## Exercise instructions
The records below are to be duplicated character for character.

## Data to process
◆ ◆ ◆ ◆ ◆ ◆ ◆

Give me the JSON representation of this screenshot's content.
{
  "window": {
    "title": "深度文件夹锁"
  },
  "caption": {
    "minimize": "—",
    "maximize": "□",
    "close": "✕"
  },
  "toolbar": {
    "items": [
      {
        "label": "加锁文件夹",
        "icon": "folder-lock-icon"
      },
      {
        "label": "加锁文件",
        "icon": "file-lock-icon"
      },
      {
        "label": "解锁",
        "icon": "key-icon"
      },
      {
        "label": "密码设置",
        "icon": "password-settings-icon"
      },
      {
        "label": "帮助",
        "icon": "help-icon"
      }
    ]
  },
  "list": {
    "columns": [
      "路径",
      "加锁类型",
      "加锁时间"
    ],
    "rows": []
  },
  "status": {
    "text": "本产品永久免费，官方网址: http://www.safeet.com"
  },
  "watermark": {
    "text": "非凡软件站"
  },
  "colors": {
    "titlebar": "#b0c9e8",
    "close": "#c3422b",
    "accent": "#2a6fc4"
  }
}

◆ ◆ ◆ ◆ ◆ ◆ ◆

## Task solution
Give me the JSON representation of this screenshot's content.
{
  "window": {
    "title": "深度文件夹锁"
  },
  "caption": {
    "minimize": "—",
    "maximize": "□",
    "close": "✕"
  },
  "toolbar": {
    "items": [
      {
        "label": "加锁文件夹",
        "icon": "folder-lock-icon"
      },
      {
        "label": "加锁文件",
        "icon": "file-lock-icon"
      },
      {
        "label": "解锁",
        "icon": "key-icon"
      },
      {
        "label": "密码设置",
        "icon": "password-settings-icon"
      },
      {
        "label": "帮助",
        "icon": "help-icon"
      }
    ]
  },
  "list": {
    "columns": [
      "路径",
      "加锁类型",
      "加锁时间"
    ],
    "rows": []
  },
  "status": {
    "text": "本产品永久免费，官方网址: http://www.safeet.com"
  },
  "watermark": {
    "text": "非凡软件站"
  },
  "colors": {
    "titlebar": "#b0c9e8",
    "close": "#c3422b",
    "accent": "#2a6fc4"
  }
}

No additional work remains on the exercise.